Wow! This is the first time that I see tough concepts like VC dimension exposed to undergraduates in such a comprehensible way. Thanks so much Prof. Abu-Mustafa! BTW, to understand the puzzle at the end of class, I strongly suggest you watch twice. Then you will really appreciate what Prof. Abu-Mustafa is trying to explain. His key idea was to show how existence of a finite break point brings down the growth function (which could have been exponential 2^N) to the polynomial order.

Dear Prof.Abu-Mostafa, thank you. Thank you for such a clear and lucid explanation of these abstractions, so trumped up in other texts. Bless you, sir, for finally enabling me to really understand what I had simply given up hope on ever understanding.

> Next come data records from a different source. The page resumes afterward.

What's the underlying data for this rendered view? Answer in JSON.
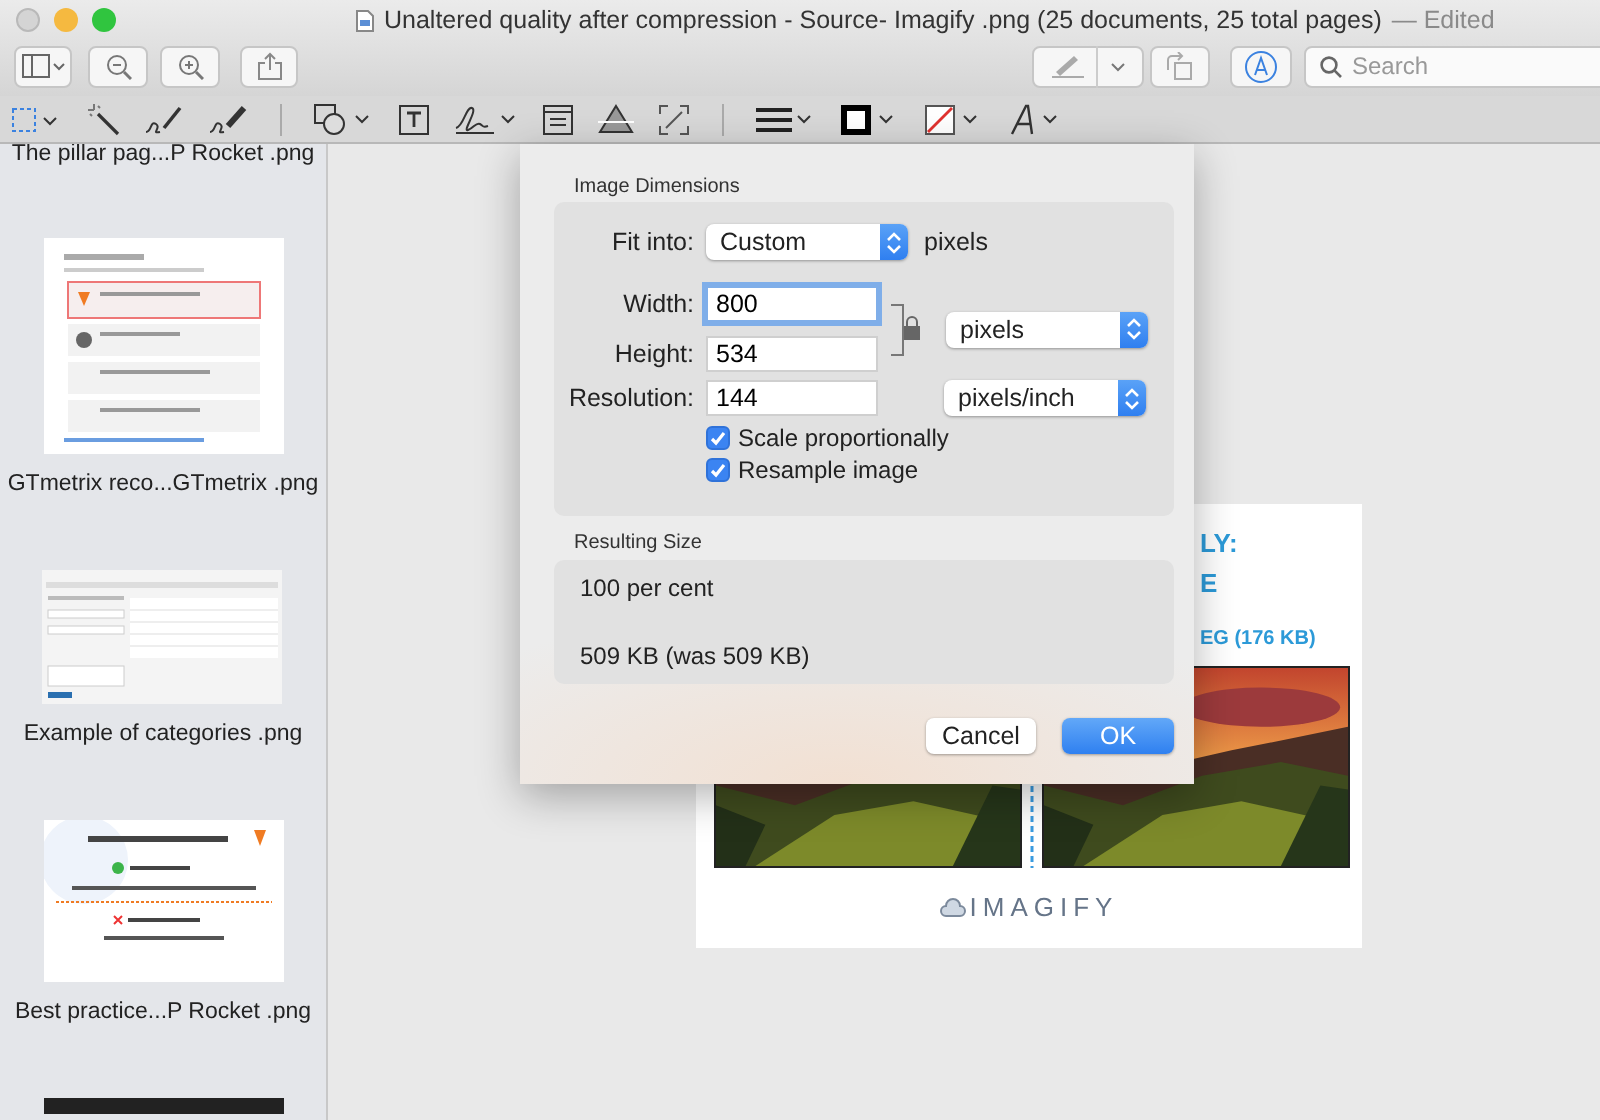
{
  "window": {
    "title": "Unaltered quality after compression - Source- Imagify .png (25 documents, 25 total pages)",
    "status": "— Edited"
  },
  "search": {
    "placeholder": "Search"
  },
  "sidebar": {
    "items": [
      {
        "kind": "label-only",
        "label": "The pillar pag...P Rocket .png"
      },
      {
        "kind": "list",
        "label": "GTmetrix reco...GTmetrix .png"
      },
      {
        "kind": "table",
        "label": "Example of categories  .png"
      },
      {
        "kind": "banner",
        "label": "Best practice...P Rocket .png"
      },
      {
        "kind": "dark"
      }
    ]
  },
  "document": {
    "heading_lines": [
      "LY:",
      "E"
    ],
    "caption": "EG (176 KB)",
    "logo": "IMAGIFY"
  },
  "dialog": {
    "dimensions_title": "Image Dimensions",
    "fit": {
      "label": "Fit into:",
      "value": "Custom",
      "unit": "pixels"
    },
    "width": {
      "label": "Width:",
      "value": "800",
      "focused": true
    },
    "height": {
      "label": "Height:",
      "value": "534",
      "focused": false
    },
    "size_unit": "pixels",
    "resolution": {
      "label": "Resolution:",
      "value": "144",
      "unit": "pixels/inch"
    },
    "options": [
      {
        "label": "Scale proportionally",
        "checked": true
      },
      {
        "label": "Resample image",
        "checked": true
      }
    ],
    "result_title": "Resulting Size",
    "result_percent": "100 per cent",
    "result_size": "509 KB (was 509 KB)",
    "buttons": [
      {
        "label": "Cancel",
        "default": false
      },
      {
        "label": "OK",
        "default": true
      }
    ]
  }
}
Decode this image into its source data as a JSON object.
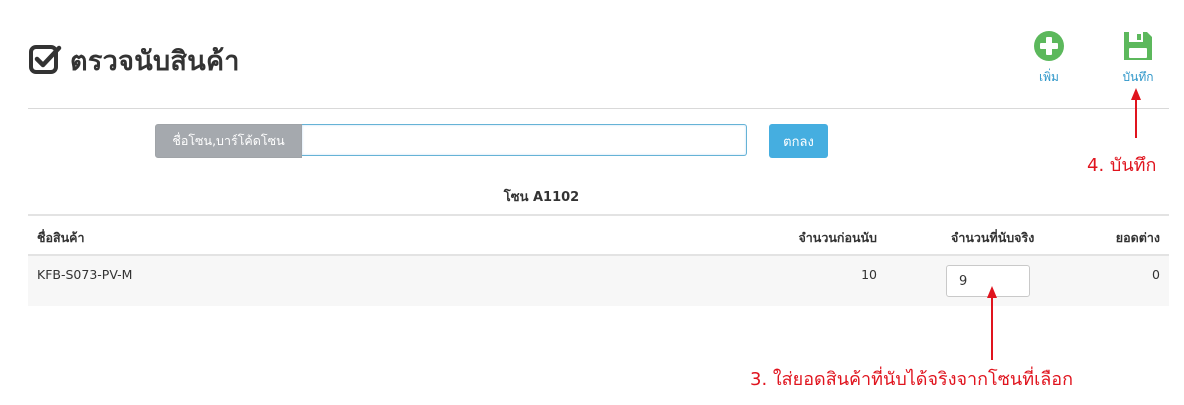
{
  "page": {
    "title": "ตรวจนับสินค้า",
    "title_icon": "check-square-icon"
  },
  "toolbar": {
    "add_label": "เพิ่ม",
    "add_icon": "plus-circle-icon",
    "save_label": "บันทึก",
    "save_icon": "floppy-disk-icon"
  },
  "search": {
    "addon_label": "ชื่อโซน,บาร์โค้ดโซน",
    "value": "",
    "placeholder": ""
  },
  "ok_button": {
    "label": "ตกลง"
  },
  "zone": {
    "title": "โซน A1102"
  },
  "table": {
    "headers": {
      "name": "ชื่อสินค้า",
      "before": "จำนวนก่อนนับ",
      "counted": "จำนวนที่นับจริง",
      "diff": "ยอดต่าง"
    },
    "rows": [
      {
        "name": "KFB-S073-PV-M",
        "before": "10",
        "counted": "9",
        "diff": "0"
      }
    ]
  },
  "annotations": {
    "step4": "4. บันทึก",
    "step3": "3. ใส่ยอดสินค้าที่นับได้จริงจากโซนที่เลือก"
  },
  "colors": {
    "accent": "#45aee0",
    "icon_green": "#5cb85c",
    "annotation_red": "#e0141e",
    "link_blue": "#2f97c9"
  }
}
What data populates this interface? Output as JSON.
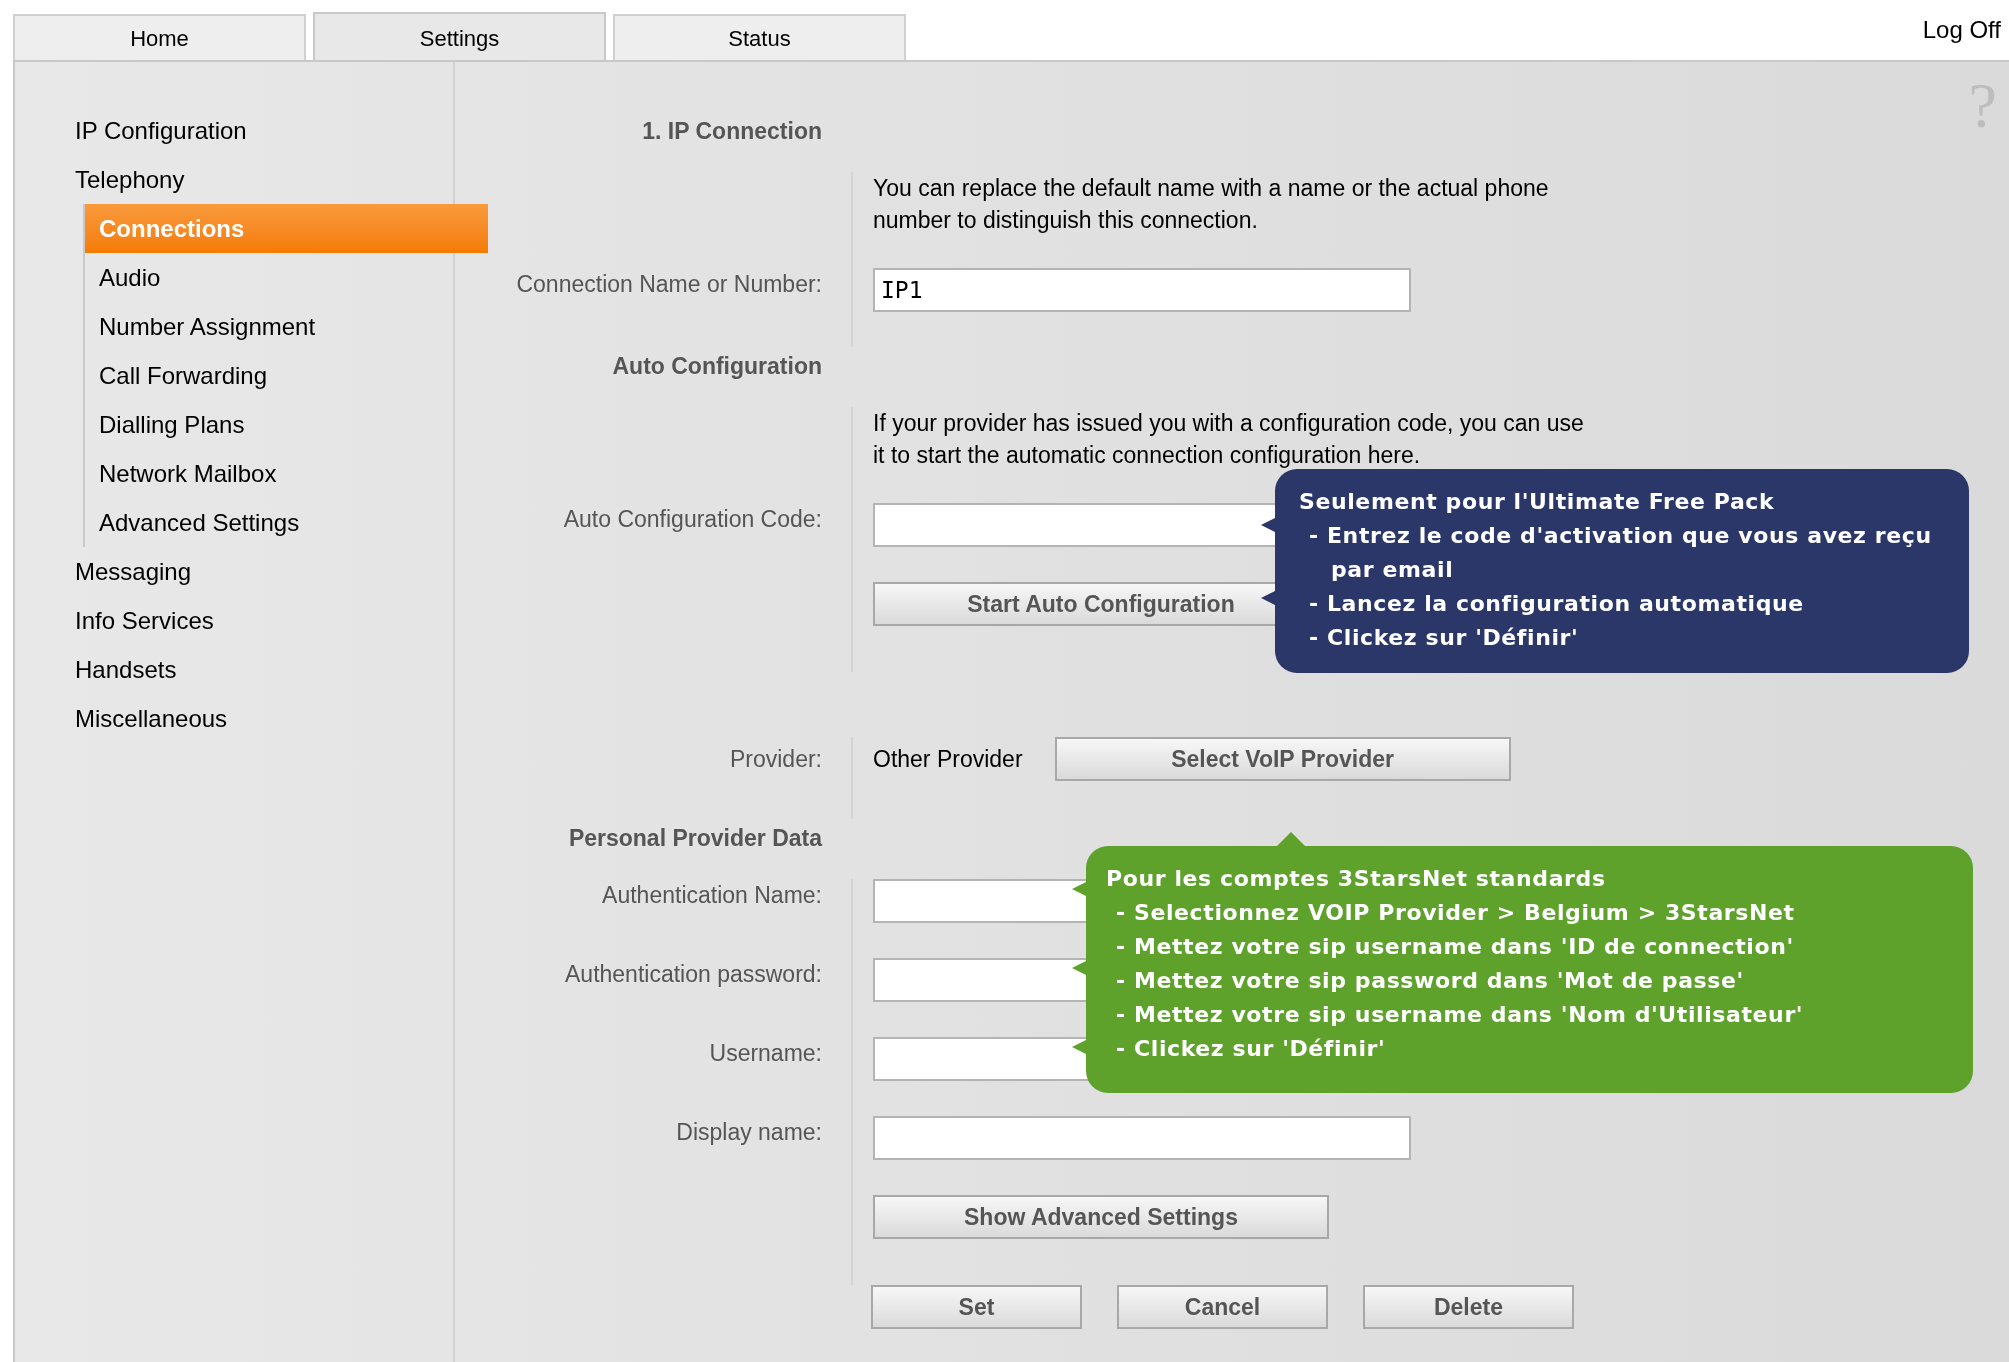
{
  "tabs": [
    {
      "label": "Home",
      "selected": false
    },
    {
      "label": "Settings",
      "selected": true
    },
    {
      "label": "Status",
      "selected": false
    }
  ],
  "log_off": "Log Off",
  "help": "?",
  "sidebar": [
    {
      "label": "IP Configuration",
      "selected": false
    },
    {
      "label": "Telephony",
      "selected": false,
      "children": [
        {
          "label": "Connections",
          "selected": true
        },
        {
          "label": "Audio",
          "selected": false
        },
        {
          "label": "Number Assignment",
          "selected": false
        },
        {
          "label": "Call Forwarding",
          "selected": false
        },
        {
          "label": "Dialling Plans",
          "selected": false
        },
        {
          "label": "Network Mailbox",
          "selected": false
        },
        {
          "label": "Advanced Settings",
          "selected": false
        }
      ]
    },
    {
      "label": "Messaging",
      "selected": false
    },
    {
      "label": "Info Services",
      "selected": false
    },
    {
      "label": "Handsets",
      "selected": false
    },
    {
      "label": "Miscellaneous",
      "selected": false
    }
  ],
  "form": [
    {
      "kind": "heading",
      "label": "1. IP Connection"
    },
    {
      "kind": "note",
      "text": "You can replace the default name with a name or the actual phone number to distinguish this connection."
    },
    {
      "kind": "field",
      "label": "Connection Name or Number:",
      "value": "IP1"
    },
    {
      "kind": "heading",
      "label": "Auto Configuration"
    },
    {
      "kind": "note",
      "text": "If your provider has issued you with a configuration code, you can use it to start the automatic connection configuration here."
    },
    {
      "kind": "field",
      "label": "Auto Configuration Code:"
    },
    {
      "kind": "button",
      "buttons": [
        "Start Auto Configuration"
      ]
    },
    {
      "kind": "provider",
      "label": "Provider:",
      "value": "Other Provider",
      "button": "Select VoIP Provider"
    },
    {
      "kind": "heading",
      "label": "Personal Provider Data"
    },
    {
      "kind": "field",
      "label": "Authentication Name:"
    },
    {
      "kind": "field",
      "label": "Authentication password:"
    },
    {
      "kind": "field",
      "label": "Username:"
    },
    {
      "kind": "field",
      "label": "Display name:"
    },
    {
      "kind": "button",
      "buttons": [
        "Show Advanced Settings"
      ]
    },
    {
      "kind": "actions",
      "buttons": [
        "Set",
        "Cancel",
        "Delete"
      ]
    }
  ],
  "callouts": [
    {
      "color": "#2a3768",
      "title": "Seulement pour l'Ultimate Free Pack",
      "lines": [
        "- Entrez le code d'activation que vous avez reçu par email",
        "- Lancez la configuration automatique",
        "- Clickez sur 'Définir'"
      ]
    },
    {
      "color": "#5ea22c",
      "title": "Pour les comptes 3StarsNet standards",
      "lines": [
        "- Selectionnez VOIP Provider > Belgium > 3StarsNet",
        "- Mettez votre sip username dans 'ID de connection'",
        "- Mettez votre sip password dans 'Mot de passe'",
        "- Mettez votre sip username dans 'Nom d'Utilisateur'",
        "- Clickez sur 'Définir'"
      ]
    }
  ]
}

"It will kill the heck out of any polynomial…"

Quips such as these often make me grin. Combined with how neatly I understand what you're saying, viewing these videos is simply a pleasurable experience.

By far the best machine learning course I've ever seen, kudos to Prof. Yaser Abu-Mostafa.

Tell me if I am right so far:

1. One dichotomy maps one or more hypothesis; or equivalently, several hypothesis are mapped in a dichotomy. This is, a configuration of size N has several equivalent solutions. Thus, for the maximum size of the set of dichotomies m, we can says that m<=M

2. In the binary case, the number of dichotomies for a particular sample of size N and particular configuration in the sample space of dimension D, is twice the number of different ways that you can dissect the sample space with a hyperplane of dimension D-1, producing unique pair of sets of labeled elements (either +1 or -1)

3. If xi is the coordinate of the i-th element of the sample in the space X of dimension D, then h(xi) is either +1 or -1 according to the sample configuration and hypothesis tested. Therefore, h(x), where x is a vector of xi elements and length N, is an output vector of +-1. Thus, the maximum number of possible different h(x) are 2^N. So, for the perceptor (a root node of a classification tree), the growth function is m=2^N

4.

"We are in business!!" Love this expression!

It clearly shows from his teaching that Prof. Abu Mostafa is in love with the subject. The way he teaches it, having fun in the process lets the student have fun too and in turn fall in love with the subject !

57:25 We have only 3 (actually 2) points.

in case you need more comprehensive lecture slides with extra examples and supplementary materials, you can have a look at the corresponding ML foundation course by Prof. Hsuan-Tien Lin ( co-author of the book learning from data by abu-mostafa) from NTU college. Link: https://www.csie.ntu.edu.tw/~htlin/mooc/

it has got the same slides but with more information.

Best lectures in the Milky Way Galaxy…! Love Him.

In case anyone wonders – why there are a lot of different hoeffdings inequalities – I think it depends on the bound of Xi.

Theorem 1 of Hoeffding (and Wassily) paper states that for 0 < Xi < 1 – then E[Xn – E[x] > eps] <= exp{-2nt^2}. This is multiplied by 2 if we are using absolute value. Theorem 2 of Hoeffding Wassily, which is for bounded random variables, E[Xn – E[x] > eps] <= exp{(-2nt^2)/((b-a)^2)}.

All of Yasser's ideas also follow the more general case, without the limitation that your Xi's will be bounded between 0 and 1.

You can check the original paper here: https://www.csee.umbc.edu/~lomonaco/f08/643/hwk643/Hoeffding.pdf

17:05 that's where E_out changed

If you have difficulties understanding the puzzle, keep in mind that there is a PARTICULAR constraint in that puzzle (which is breakpoint = 2), if there's no constraint then breakpoint = 4 as in the previous example.

1:13:00 "for 2 hypotheses that have the same dichotomy, the in-sample error is the same"

Is it true in the case of MSE (Mean Squared Error)? – I think not

It is true here because the selected metric for in-sample error was the "fraction of incorrect prediction"

Am I understanding this correctly?

Thank you

You’re the best! You explain concepts in a clear way! Thanks, Dr. Mustafa